**What is needed:**
Go through the listing below and list every line with "Month".

**Data extracts:**

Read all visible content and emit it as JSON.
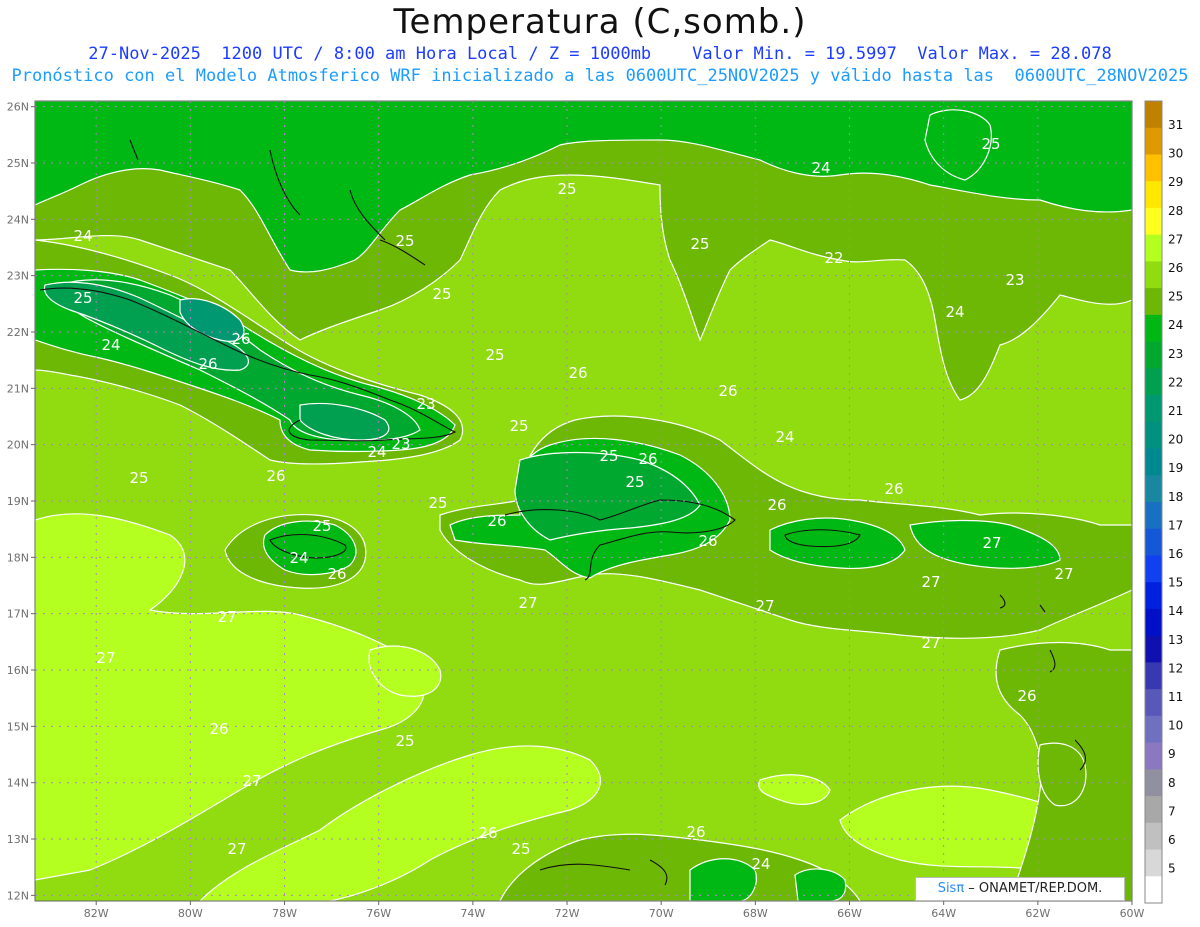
{
  "header": {
    "title": "Temperatura (C,somb.)",
    "line1": "27-Nov-2025  1200 UTC / 8:00 am Hora Local / Z = 1000mb    Valor Min. = 19.5997  Valor Max. = 28.078",
    "line2": "Pronóstico con el Modelo Atmosferico WRF inicializado a las 0600UTC_25NOV2025 y válido hasta las  0600UTC_28NOV2025"
  },
  "map": {
    "lon_range": [
      -83.3,
      -60.0
    ],
    "lat_range": [
      11.9,
      26.1
    ],
    "lon_ticks": [
      "82W",
      "80W",
      "78W",
      "76W",
      "74W",
      "72W",
      "70W",
      "68W",
      "66W",
      "64W",
      "62W",
      "60W"
    ],
    "lat_ticks": [
      "12N",
      "13N",
      "14N",
      "15N",
      "16N",
      "17N",
      "18N",
      "19N",
      "20N",
      "21N",
      "22N",
      "23N",
      "24N",
      "25N",
      "26N"
    ],
    "contour_labels": [
      "24",
      "24",
      "25",
      "25",
      "25",
      "25",
      "25",
      "22",
      "23",
      "24",
      "25",
      "26",
      "26",
      "24",
      "25",
      "26",
      "26",
      "23",
      "24",
      "23",
      "25",
      "24",
      "25",
      "26",
      "25",
      "26",
      "25",
      "25",
      "26",
      "26",
      "26",
      "25",
      "24",
      "26",
      "26",
      "27",
      "27",
      "27",
      "27",
      "27",
      "27",
      "26",
      "27",
      "27",
      "26",
      "25",
      "27",
      "26",
      "25",
      "26",
      "24",
      "27"
    ]
  },
  "colorbar": {
    "labels": [
      "31",
      "30",
      "29",
      "28",
      "27",
      "26",
      "25",
      "24",
      "23",
      "22",
      "21",
      "20",
      "19",
      "18",
      "17",
      "16",
      "15",
      "14",
      "13",
      "12",
      "11",
      "10",
      "9",
      "8",
      "7",
      "6",
      "5"
    ],
    "colors": [
      "#c08000",
      "#e09800",
      "#ffc000",
      "#ffe800",
      "#ffff20",
      "#b4ff20",
      "#90dc10",
      "#6cb804",
      "#00b814",
      "#00a830",
      "#00a050",
      "#009870",
      "#009080",
      "#008890",
      "#1888a0",
      "#1870c0",
      "#1458d8",
      "#1040f0",
      "#0020e0",
      "#0010c8",
      "#1010b0",
      "#3838b0",
      "#5858b8",
      "#7070c0",
      "#8c78c0",
      "#9090a0",
      "#a8a8a8",
      "#c0c0c0",
      "#d8d8d8",
      "#ffffff"
    ]
  },
  "credit": {
    "sis": "Sisπ",
    "rest": " – ONAMET/REP.DOM."
  }
}
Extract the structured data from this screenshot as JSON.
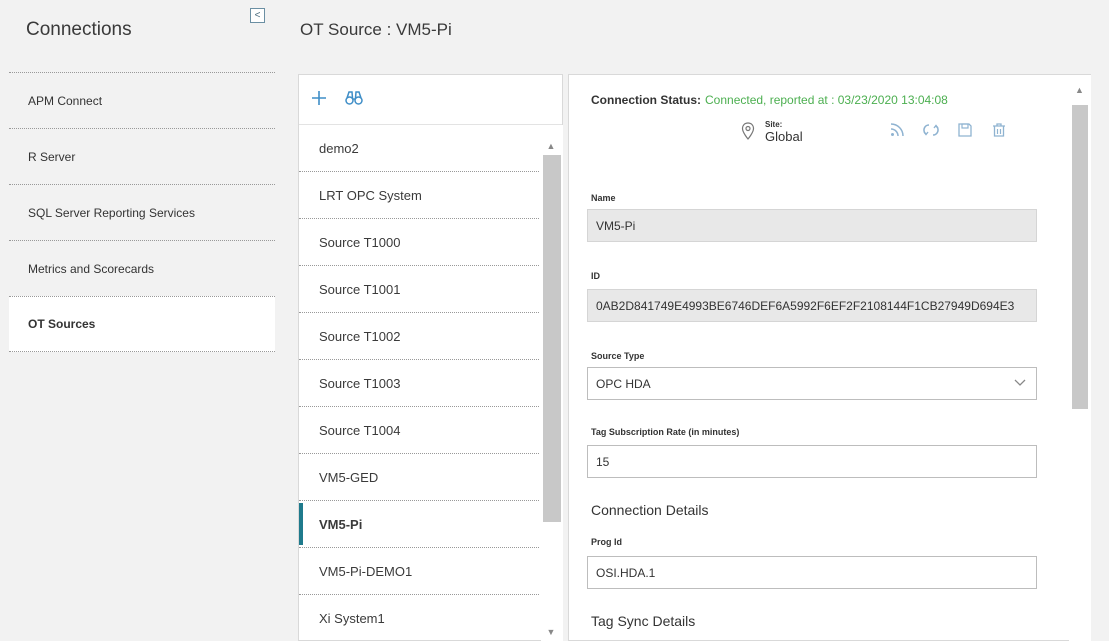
{
  "sidebar": {
    "title": "Connections",
    "collapse_glyph": "<",
    "items": [
      {
        "label": "APM Connect"
      },
      {
        "label": "R Server"
      },
      {
        "label": "SQL Server Reporting Services"
      },
      {
        "label": "Metrics and Scorecards"
      },
      {
        "label": "OT Sources",
        "active": true
      }
    ]
  },
  "page": {
    "title": "OT Source : VM5-Pi"
  },
  "source_list": {
    "toolbar_icons": [
      "plus-icon",
      "binoculars-icon"
    ],
    "items": [
      "demo2",
      "LRT OPC System",
      "Source T1000",
      "Source T1001",
      "Source T1002",
      "Source T1003",
      "Source T1004",
      "VM5-GED",
      "VM5-Pi",
      "VM5-Pi-DEMO1",
      "Xi System1"
    ],
    "selected": "VM5-Pi"
  },
  "details": {
    "status_label": "Connection Status:",
    "status_value": "Connected, reported at : 03/23/2020 13:04:08",
    "site_label": "Site:",
    "site_value": "Global",
    "action_icons": [
      "rss-icon",
      "refresh-icon",
      "save-icon",
      "delete-icon"
    ],
    "name_label": "Name",
    "name_value": "VM5-Pi",
    "id_label": "ID",
    "id_value": "0AB2D841749E4993BE6746DEF6A5992F6EF2F2108144F1CB27949D694E3",
    "source_type_label": "Source Type",
    "source_type_value": "OPC HDA",
    "tag_rate_label": "Tag Subscription Rate (in minutes)",
    "tag_rate_value": "15",
    "connection_details_title": "Connection Details",
    "prog_id_label": "Prog Id",
    "prog_id_value": "OSI.HDA.1",
    "tag_sync_title": "Tag Sync Details"
  },
  "colors": {
    "accent": "#3f8ec7",
    "status_ok": "#4caf50",
    "selected_marker": "#1f7a8c"
  }
}
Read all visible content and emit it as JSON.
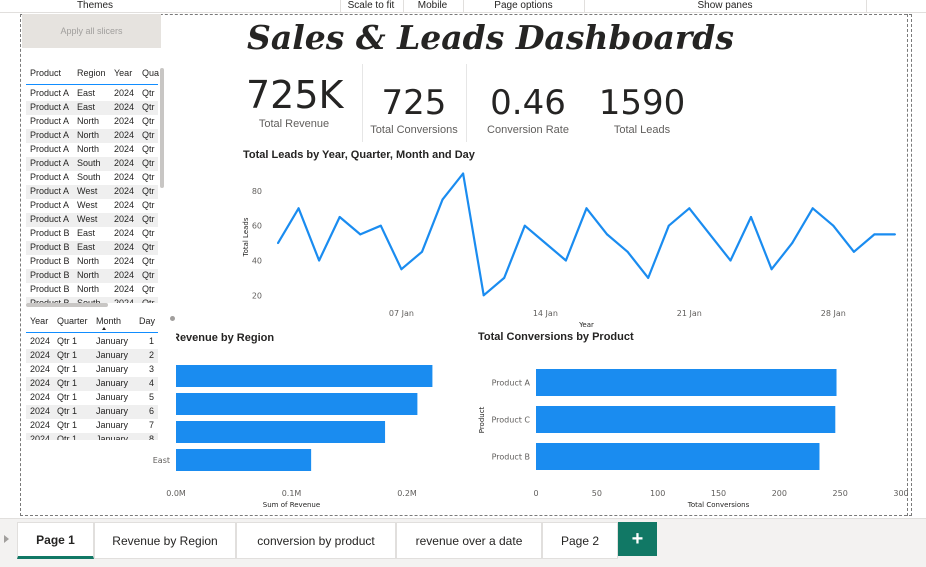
{
  "ribbon": {
    "items": [
      "Themes",
      "Scale to fit",
      "Mobile",
      "Page options",
      "Show panes"
    ]
  },
  "apply_slicers_label": "Apply all slicers",
  "title": "Sales & Leads Dashboards",
  "kpis": [
    {
      "value": "725K",
      "label": "Total Revenue"
    },
    {
      "value": "725",
      "label": "Total Conversions"
    },
    {
      "value": "0.46",
      "label": "Conversion Rate"
    },
    {
      "value": "1590",
      "label": "Total Leads"
    }
  ],
  "table1": {
    "headers": [
      "Product",
      "Region",
      "Year",
      "Qua"
    ],
    "rows": [
      [
        "Product A",
        "East",
        "2024",
        "Qtr"
      ],
      [
        "Product A",
        "East",
        "2024",
        "Qtr"
      ],
      [
        "Product A",
        "North",
        "2024",
        "Qtr"
      ],
      [
        "Product A",
        "North",
        "2024",
        "Qtr"
      ],
      [
        "Product A",
        "North",
        "2024",
        "Qtr"
      ],
      [
        "Product A",
        "South",
        "2024",
        "Qtr"
      ],
      [
        "Product A",
        "South",
        "2024",
        "Qtr"
      ],
      [
        "Product A",
        "West",
        "2024",
        "Qtr"
      ],
      [
        "Product A",
        "West",
        "2024",
        "Qtr"
      ],
      [
        "Product A",
        "West",
        "2024",
        "Qtr"
      ],
      [
        "Product B",
        "East",
        "2024",
        "Qtr"
      ],
      [
        "Product B",
        "East",
        "2024",
        "Qtr"
      ],
      [
        "Product B",
        "North",
        "2024",
        "Qtr"
      ],
      [
        "Product B",
        "North",
        "2024",
        "Qtr"
      ],
      [
        "Product B",
        "North",
        "2024",
        "Qtr"
      ],
      [
        "Product B",
        "South",
        "2024",
        "Qtr"
      ]
    ]
  },
  "table2": {
    "headers": [
      "Year",
      "Quarter",
      "Month",
      "Day"
    ],
    "rows": [
      [
        "2024",
        "Qtr 1",
        "January",
        "1"
      ],
      [
        "2024",
        "Qtr 1",
        "January",
        "2"
      ],
      [
        "2024",
        "Qtr 1",
        "January",
        "3"
      ],
      [
        "2024",
        "Qtr 1",
        "January",
        "4"
      ],
      [
        "2024",
        "Qtr 1",
        "January",
        "5"
      ],
      [
        "2024",
        "Qtr 1",
        "January",
        "6"
      ],
      [
        "2024",
        "Qtr 1",
        "January",
        "7"
      ],
      [
        "2024",
        "Qtr 1",
        "January",
        "8"
      ]
    ]
  },
  "colors": {
    "bar": "#1a8cf0",
    "line": "#1a8cf0",
    "tab_accent": "#117865"
  },
  "chart_data": [
    {
      "type": "line",
      "title": "Total Leads by Year, Quarter, Month and Day",
      "xlabel": "Year",
      "ylabel": "Total Leads",
      "x_ticks": [
        "07 Jan",
        "14 Jan",
        "21 Jan",
        "28 Jan"
      ],
      "y_ticks": [
        20,
        40,
        60,
        80
      ],
      "ylim": [
        15,
        92
      ],
      "xlim": [
        1,
        31
      ],
      "x": [
        1,
        2,
        3,
        4,
        5,
        6,
        7,
        8,
        9,
        10,
        11,
        12,
        13,
        14,
        15,
        16,
        17,
        18,
        19,
        20,
        21,
        22,
        23,
        24,
        25,
        26,
        27,
        28,
        29,
        30,
        31
      ],
      "values": [
        50,
        70,
        40,
        65,
        55,
        60,
        35,
        45,
        75,
        90,
        20,
        30,
        60,
        50,
        40,
        70,
        55,
        45,
        30,
        60,
        70,
        55,
        40,
        65,
        35,
        50,
        70,
        60,
        45,
        55,
        55
      ],
      "grid": false
    },
    {
      "type": "bar",
      "orientation": "horizontal",
      "title": "Revenue by Region",
      "xlabel": "Sum of Revenue",
      "ylabel": "",
      "categories": [
        "",
        "",
        "",
        "East"
      ],
      "values": [
        0.222,
        0.209,
        0.181,
        0.117
      ],
      "x_ticks": [
        "0.0M",
        "0.1M",
        "0.2M"
      ],
      "xlim": [
        0,
        0.2
      ]
    },
    {
      "type": "bar",
      "orientation": "horizontal",
      "title": "Total Conversions by Product",
      "xlabel": "Total Conversions",
      "ylabel": "Product",
      "categories": [
        "Product A",
        "Product C",
        "Product B"
      ],
      "values": [
        247,
        246,
        233
      ],
      "x_ticks": [
        "0",
        "50",
        "100",
        "150",
        "200",
        "250",
        "300"
      ],
      "xlim": [
        0,
        300
      ]
    }
  ],
  "tabs": [
    {
      "label": "Page 1",
      "active": true
    },
    {
      "label": "Revenue by Region",
      "active": false
    },
    {
      "label": "conversion by product",
      "active": false
    },
    {
      "label": "revenue over a date",
      "active": false
    },
    {
      "label": "Page 2",
      "active": false
    }
  ],
  "add_tab_label": "+"
}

**Task response:**
      "Month",
      "title": "Total Leads by Year, Quarter, Month and Day",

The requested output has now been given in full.